What's needed is a full, exact retyping of the records.

★ ★ ★ ★ ★ ★ ★

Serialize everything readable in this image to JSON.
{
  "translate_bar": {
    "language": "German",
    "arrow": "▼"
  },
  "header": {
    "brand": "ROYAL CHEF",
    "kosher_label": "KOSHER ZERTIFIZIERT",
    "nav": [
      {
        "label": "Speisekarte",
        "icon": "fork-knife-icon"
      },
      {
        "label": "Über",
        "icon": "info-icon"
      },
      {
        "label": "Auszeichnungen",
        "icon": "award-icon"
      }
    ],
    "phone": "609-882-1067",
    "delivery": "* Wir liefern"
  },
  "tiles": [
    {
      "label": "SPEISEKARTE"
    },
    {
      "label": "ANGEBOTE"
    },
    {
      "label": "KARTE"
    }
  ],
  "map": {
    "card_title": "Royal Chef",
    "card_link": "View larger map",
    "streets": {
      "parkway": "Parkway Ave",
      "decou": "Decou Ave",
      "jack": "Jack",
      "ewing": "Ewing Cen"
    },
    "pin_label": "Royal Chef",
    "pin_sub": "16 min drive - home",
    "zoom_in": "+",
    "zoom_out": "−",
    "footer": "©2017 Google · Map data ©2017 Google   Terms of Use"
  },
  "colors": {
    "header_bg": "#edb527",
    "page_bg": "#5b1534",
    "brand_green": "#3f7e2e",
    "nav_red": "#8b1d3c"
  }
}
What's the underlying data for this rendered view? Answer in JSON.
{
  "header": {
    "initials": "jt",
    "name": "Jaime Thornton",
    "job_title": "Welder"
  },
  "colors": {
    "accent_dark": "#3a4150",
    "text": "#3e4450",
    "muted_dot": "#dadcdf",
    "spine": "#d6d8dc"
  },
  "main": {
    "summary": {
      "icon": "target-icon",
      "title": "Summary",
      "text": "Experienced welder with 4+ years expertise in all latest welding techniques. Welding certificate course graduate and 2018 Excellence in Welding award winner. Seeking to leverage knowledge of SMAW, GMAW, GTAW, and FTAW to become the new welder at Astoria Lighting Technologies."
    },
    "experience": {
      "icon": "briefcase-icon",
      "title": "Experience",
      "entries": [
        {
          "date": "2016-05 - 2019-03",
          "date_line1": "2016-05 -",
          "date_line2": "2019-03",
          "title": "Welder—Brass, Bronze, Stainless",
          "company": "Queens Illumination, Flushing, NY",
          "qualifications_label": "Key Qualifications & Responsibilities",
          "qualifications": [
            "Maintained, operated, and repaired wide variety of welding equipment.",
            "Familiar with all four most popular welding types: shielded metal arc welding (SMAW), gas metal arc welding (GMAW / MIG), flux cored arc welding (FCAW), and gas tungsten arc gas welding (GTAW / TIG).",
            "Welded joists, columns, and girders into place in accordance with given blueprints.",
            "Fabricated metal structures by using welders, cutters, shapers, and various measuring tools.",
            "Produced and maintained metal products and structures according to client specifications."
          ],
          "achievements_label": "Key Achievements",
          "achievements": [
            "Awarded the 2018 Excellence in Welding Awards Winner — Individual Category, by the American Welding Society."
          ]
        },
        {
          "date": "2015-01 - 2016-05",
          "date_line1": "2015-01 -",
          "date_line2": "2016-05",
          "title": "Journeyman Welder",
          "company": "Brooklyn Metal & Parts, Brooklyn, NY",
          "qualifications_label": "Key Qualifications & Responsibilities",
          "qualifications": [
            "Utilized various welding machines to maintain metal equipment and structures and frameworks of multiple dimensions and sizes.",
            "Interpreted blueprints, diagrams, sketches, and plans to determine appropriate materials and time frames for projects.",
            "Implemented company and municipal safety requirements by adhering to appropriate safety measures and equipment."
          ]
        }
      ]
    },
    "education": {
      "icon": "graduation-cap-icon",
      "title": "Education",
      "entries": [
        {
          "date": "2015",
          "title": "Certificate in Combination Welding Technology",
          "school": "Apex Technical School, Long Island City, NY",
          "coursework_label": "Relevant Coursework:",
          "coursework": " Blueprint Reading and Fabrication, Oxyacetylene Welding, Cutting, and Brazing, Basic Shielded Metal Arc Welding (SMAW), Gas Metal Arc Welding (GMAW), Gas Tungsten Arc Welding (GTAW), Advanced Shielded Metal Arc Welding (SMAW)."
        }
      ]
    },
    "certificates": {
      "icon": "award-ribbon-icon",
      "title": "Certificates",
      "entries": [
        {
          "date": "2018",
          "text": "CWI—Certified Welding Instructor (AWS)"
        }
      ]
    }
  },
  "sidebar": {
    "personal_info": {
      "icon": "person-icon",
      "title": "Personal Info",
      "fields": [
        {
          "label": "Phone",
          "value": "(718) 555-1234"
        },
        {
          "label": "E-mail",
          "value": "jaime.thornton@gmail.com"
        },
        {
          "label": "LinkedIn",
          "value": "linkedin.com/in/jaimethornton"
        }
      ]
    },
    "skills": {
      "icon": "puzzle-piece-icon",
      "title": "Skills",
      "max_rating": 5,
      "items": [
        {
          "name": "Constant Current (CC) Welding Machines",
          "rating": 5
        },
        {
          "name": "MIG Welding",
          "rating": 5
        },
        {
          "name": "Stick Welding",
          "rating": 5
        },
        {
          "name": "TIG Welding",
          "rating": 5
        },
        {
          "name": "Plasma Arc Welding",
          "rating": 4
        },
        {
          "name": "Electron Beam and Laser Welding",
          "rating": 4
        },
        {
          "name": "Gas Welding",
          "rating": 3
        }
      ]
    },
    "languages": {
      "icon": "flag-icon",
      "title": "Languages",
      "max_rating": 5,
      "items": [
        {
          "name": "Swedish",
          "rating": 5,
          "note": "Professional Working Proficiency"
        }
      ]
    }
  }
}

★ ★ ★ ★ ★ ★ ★

SOLUTION ::
Serialize everything readable in this image to JSON.
{
  "translate_bar": {
    "language": "German",
    "arrow": "▼"
  },
  "header": {
    "brand": "ROYAL CHEF",
    "kosher_label": "KOSHER ZERTIFIZIERT",
    "nav": [
      {
        "label": "Speisekarte",
        "icon": "fork-knife-icon"
      },
      {
        "label": "Über",
        "icon": "info-icon"
      },
      {
        "label": "Auszeichnungen",
        "icon": "award-icon"
      }
    ],
    "phone": "609-882-1067",
    "delivery": "* Wir liefern"
  },
  "tiles": [
    {
      "label": "SPEISEKARTE"
    },
    {
      "label": "ANGEBOTE"
    },
    {
      "label": "KARTE"
    }
  ],
  "map": {
    "card_title": "Royal Chef",
    "card_link": "View larger map",
    "streets": {
      "parkway": "Parkway Ave",
      "decou": "Decou Ave",
      "jack": "Jack",
      "ewing": "Ewing Cen"
    },
    "pin_label": "Royal Chef",
    "pin_sub": "16 min drive - home",
    "zoom_in": "+",
    "zoom_out": "−",
    "footer": "©2017 Google · Map data ©2017 Google   Terms of Use"
  },
  "colors": {
    "header_bg": "#edb527",
    "page_bg": "#5b1534",
    "brand_green": "#3f7e2e",
    "nav_red": "#8b1d3c"
  }
}
What's the underlying data for this rendered view? Answer in JSON.
{
  "header": {
    "initials": "jt",
    "name": "Jaime Thornton",
    "job_title": "Welder"
  },
  "colors": {
    "accent_dark": "#3a4150",
    "text": "#3e4450",
    "muted_dot": "#dadcdf",
    "spine": "#d6d8dc"
  },
  "main": {
    "summary": {
      "icon": "target-icon",
      "title": "Summary",
      "text": "Experienced welder with 4+ years expertise in all latest welding techniques. Welding certificate course graduate and 2018 Excellence in Welding award winner. Seeking to leverage knowledge of SMAW, GMAW, GTAW, and FTAW to become the new welder at Astoria Lighting Technologies."
    },
    "experience": {
      "icon": "briefcase-icon",
      "title": "Experience",
      "entries": [
        {
          "date": "2016-05 - 2019-03",
          "date_line1": "2016-05 -",
          "date_line2": "2019-03",
          "title": "Welder—Brass, Bronze, Stainless",
          "company": "Queens Illumination, Flushing, NY",
          "qualifications_label": "Key Qualifications & Responsibilities",
          "qualifications": [
            "Maintained, operated, and repaired wide variety of welding equipment.",
            "Familiar with all four most popular welding types: shielded metal arc welding (SMAW), gas metal arc welding (GMAW / MIG), flux cored arc welding (FCAW), and gas tungsten arc gas welding (GTAW / TIG).",
            "Welded joists, columns, and girders into place in accordance with given blueprints.",
            "Fabricated metal structures by using welders, cutters, shapers, and various measuring tools.",
            "Produced and maintained metal products and structures according to client specifications."
          ],
          "achievements_label": "Key Achievements",
          "achievements": [
            "Awarded the 2018 Excellence in Welding Awards Winner — Individual Category, by the American Welding Society."
          ]
        },
        {
          "date": "2015-01 - 2016-05",
          "date_line1": "2015-01 -",
          "date_line2": "2016-05",
          "title": "Journeyman Welder",
          "company": "Brooklyn Metal & Parts, Brooklyn, NY",
          "qualifications_label": "Key Qualifications & Responsibilities",
          "qualifications": [
            "Utilized various welding machines to maintain metal equipment and structures and frameworks of multiple dimensions and sizes.",
            "Interpreted blueprints, diagrams, sketches, and plans to determine appropriate materials and time frames for projects.",
            "Implemented company and municipal safety requirements by adhering to appropriate safety measures and equipment."
          ]
        }
      ]
    },
    "education": {
      "icon": "graduation-cap-icon",
      "title": "Education",
      "entries": [
        {
          "date": "2015",
          "title": "Certificate in Combination Welding Technology",
          "school": "Apex Technical School, Long Island City, NY",
          "coursework_label": "Relevant Coursework:",
          "coursework": " Blueprint Reading and Fabrication, Oxyacetylene Welding, Cutting, and Brazing, Basic Shielded Metal Arc Welding (SMAW), Gas Metal Arc Welding (GMAW), Gas Tungsten Arc Welding (GTAW), Advanced Shielded Metal Arc Welding (SMAW)."
        }
      ]
    },
    "certificates": {
      "icon": "award-ribbon-icon",
      "title": "Certificates",
      "entries": [
        {
          "date": "2018",
          "text": "CWI—Certified Welding Instructor (AWS)"
        }
      ]
    }
  },
  "sidebar": {
    "personal_info": {
      "icon": "person-icon",
      "title": "Personal Info",
      "fields": [
        {
          "label": "Phone",
          "value": "(718) 555-1234"
        },
        {
          "label": "E-mail",
          "value": "jaime.thornton@gmail.com"
        },
        {
          "label": "LinkedIn",
          "value": "linkedin.com/in/jaimethornton"
        }
      ]
    },
    "skills": {
      "icon": "puzzle-piece-icon",
      "title": "Skills",
      "max_rating": 5,
      "items": [
        {
          "name": "Constant Current (CC) Welding Machines",
          "rating": 5
        },
        {
          "name": "MIG Welding",
          "rating": 5
        },
        {
          "name": "Stick Welding",
          "rating": 5
        },
        {
          "name": "TIG Welding",
          "rating": 5
        },
        {
          "name": "Plasma Arc Welding",
          "rating": 4
        },
        {
          "name": "Electron Beam and Laser Welding",
          "rating": 4
        },
        {
          "name": "Gas Welding",
          "rating": 3
        }
      ]
    },
    "languages": {
      "icon": "flag-icon",
      "title": "Languages",
      "max_rating": 5,
      "items": [
        {
          "name": "Swedish",
          "rating": 5,
          "note": "Professional Working Proficiency"
        }
      ]
    }
  }
}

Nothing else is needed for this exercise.